| Exercise requirements |
From the entries below, copy every line that holds the word "title".

[Element data from apps and pages]
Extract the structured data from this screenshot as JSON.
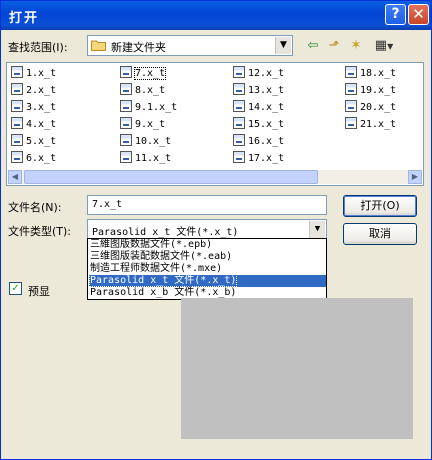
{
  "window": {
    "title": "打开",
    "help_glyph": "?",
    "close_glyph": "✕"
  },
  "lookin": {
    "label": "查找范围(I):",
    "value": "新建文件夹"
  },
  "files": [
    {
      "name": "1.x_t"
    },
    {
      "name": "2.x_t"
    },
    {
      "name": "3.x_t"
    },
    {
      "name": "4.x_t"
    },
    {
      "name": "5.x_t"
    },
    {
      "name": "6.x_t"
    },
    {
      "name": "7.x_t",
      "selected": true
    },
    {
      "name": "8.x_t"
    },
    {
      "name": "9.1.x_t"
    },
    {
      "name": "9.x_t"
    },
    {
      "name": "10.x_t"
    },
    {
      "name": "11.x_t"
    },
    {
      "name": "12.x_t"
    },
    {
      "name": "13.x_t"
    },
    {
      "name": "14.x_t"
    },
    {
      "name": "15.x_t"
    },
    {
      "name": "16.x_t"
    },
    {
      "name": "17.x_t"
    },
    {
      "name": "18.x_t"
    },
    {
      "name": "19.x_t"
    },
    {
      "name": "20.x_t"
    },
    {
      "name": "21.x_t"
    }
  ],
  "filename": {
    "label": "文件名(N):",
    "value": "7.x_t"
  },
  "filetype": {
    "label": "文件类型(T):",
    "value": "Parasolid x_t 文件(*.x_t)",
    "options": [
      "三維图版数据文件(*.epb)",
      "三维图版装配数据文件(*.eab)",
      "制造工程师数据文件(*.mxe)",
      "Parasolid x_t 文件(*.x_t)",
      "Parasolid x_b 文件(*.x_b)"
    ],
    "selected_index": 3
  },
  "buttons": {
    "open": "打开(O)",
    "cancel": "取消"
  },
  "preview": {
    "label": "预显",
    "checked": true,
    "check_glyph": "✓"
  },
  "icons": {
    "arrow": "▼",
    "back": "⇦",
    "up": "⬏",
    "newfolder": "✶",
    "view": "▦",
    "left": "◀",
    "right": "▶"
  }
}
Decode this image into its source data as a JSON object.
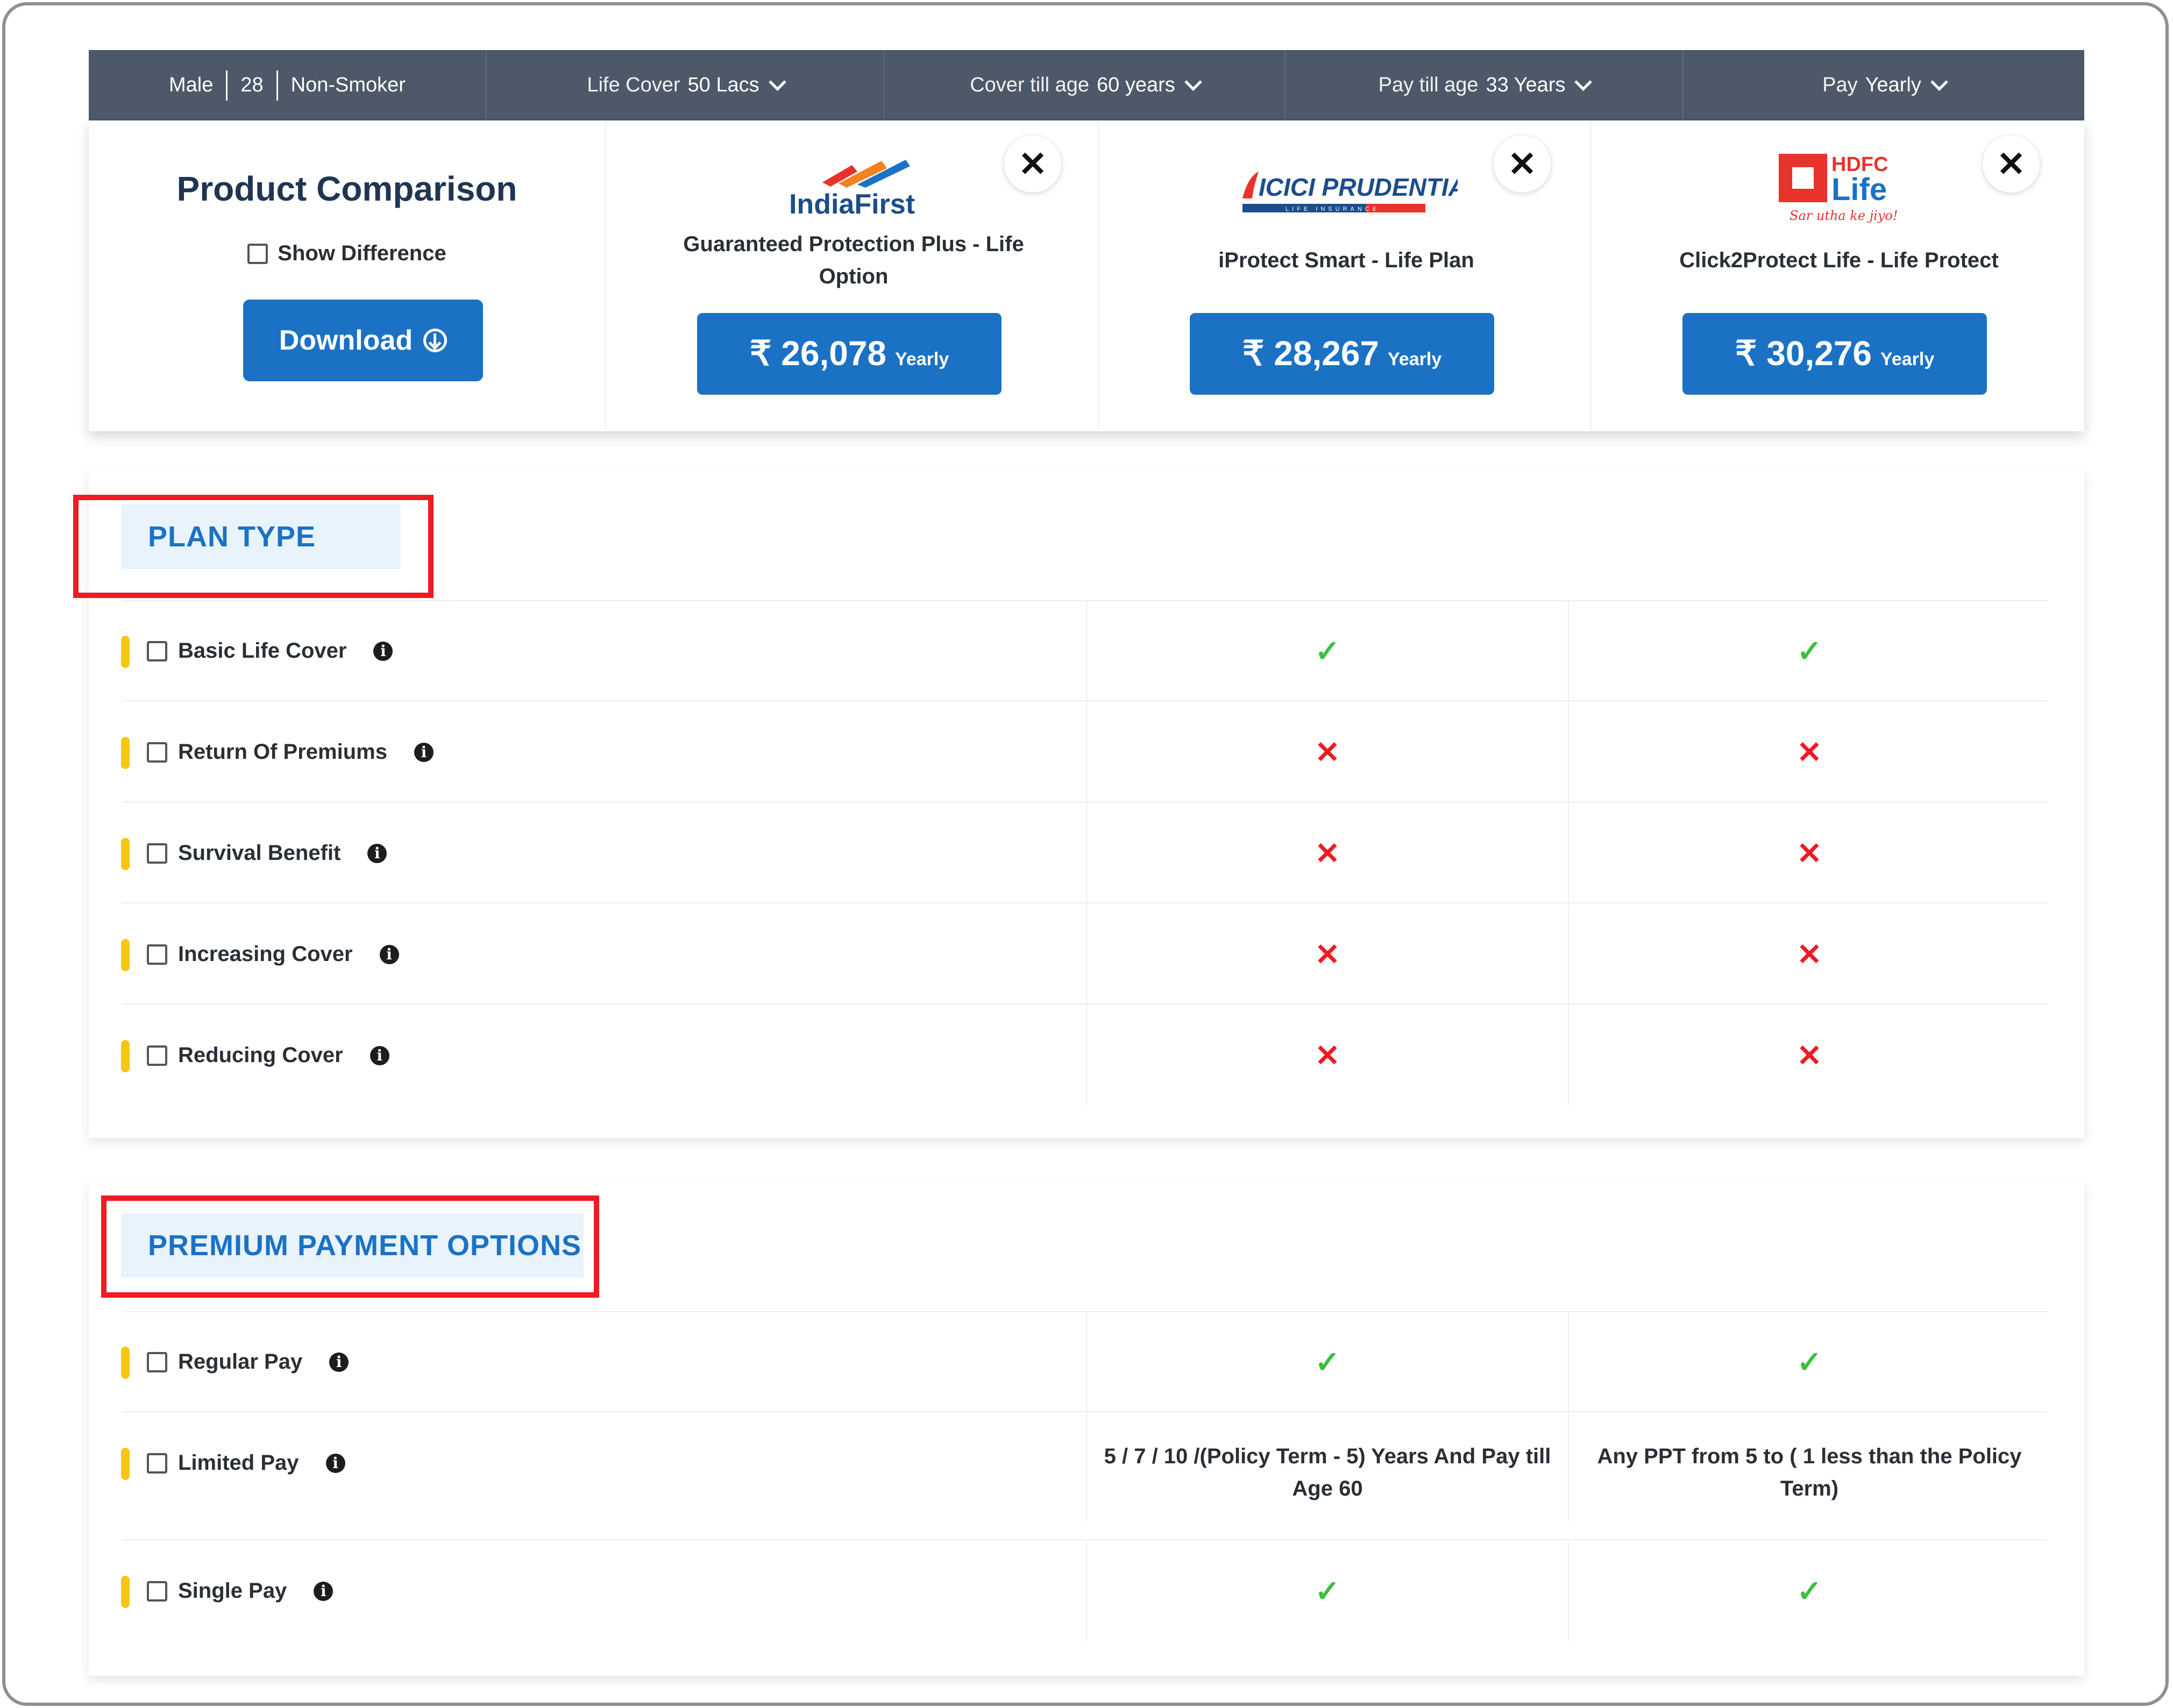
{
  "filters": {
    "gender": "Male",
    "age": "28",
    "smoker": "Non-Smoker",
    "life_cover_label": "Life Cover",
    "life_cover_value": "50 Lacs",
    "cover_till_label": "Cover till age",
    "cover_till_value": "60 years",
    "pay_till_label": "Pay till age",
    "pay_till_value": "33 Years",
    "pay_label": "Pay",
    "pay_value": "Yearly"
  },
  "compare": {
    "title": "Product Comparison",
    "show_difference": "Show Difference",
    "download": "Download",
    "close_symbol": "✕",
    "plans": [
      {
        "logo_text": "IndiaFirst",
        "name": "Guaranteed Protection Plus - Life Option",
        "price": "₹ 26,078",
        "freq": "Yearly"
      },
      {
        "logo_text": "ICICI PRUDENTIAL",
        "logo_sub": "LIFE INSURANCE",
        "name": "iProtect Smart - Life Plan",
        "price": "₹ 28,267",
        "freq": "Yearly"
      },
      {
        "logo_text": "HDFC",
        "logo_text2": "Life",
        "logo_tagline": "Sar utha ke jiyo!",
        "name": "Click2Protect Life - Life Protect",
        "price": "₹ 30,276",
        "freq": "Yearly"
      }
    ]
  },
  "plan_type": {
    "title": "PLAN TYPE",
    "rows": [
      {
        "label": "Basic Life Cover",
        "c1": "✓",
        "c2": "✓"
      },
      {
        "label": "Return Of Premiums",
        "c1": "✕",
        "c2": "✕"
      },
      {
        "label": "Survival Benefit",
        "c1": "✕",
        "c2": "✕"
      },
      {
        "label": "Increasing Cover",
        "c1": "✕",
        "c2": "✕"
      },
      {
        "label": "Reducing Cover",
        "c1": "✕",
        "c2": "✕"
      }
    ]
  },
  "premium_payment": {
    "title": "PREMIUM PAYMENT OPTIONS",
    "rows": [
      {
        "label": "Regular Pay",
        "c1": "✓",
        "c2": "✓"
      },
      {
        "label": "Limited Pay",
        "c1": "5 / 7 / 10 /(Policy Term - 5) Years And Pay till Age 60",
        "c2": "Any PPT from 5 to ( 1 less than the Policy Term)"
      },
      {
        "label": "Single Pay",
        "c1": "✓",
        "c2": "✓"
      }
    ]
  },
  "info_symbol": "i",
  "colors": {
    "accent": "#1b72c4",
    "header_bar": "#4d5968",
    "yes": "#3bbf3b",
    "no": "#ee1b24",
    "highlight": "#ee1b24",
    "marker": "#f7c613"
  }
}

| Answer space |
    "title": "打开",
    "title": "Product Comparison",
    "title": "PLAN TYPE",
    "title": "PREMIUM PAYMENT OPTIONS",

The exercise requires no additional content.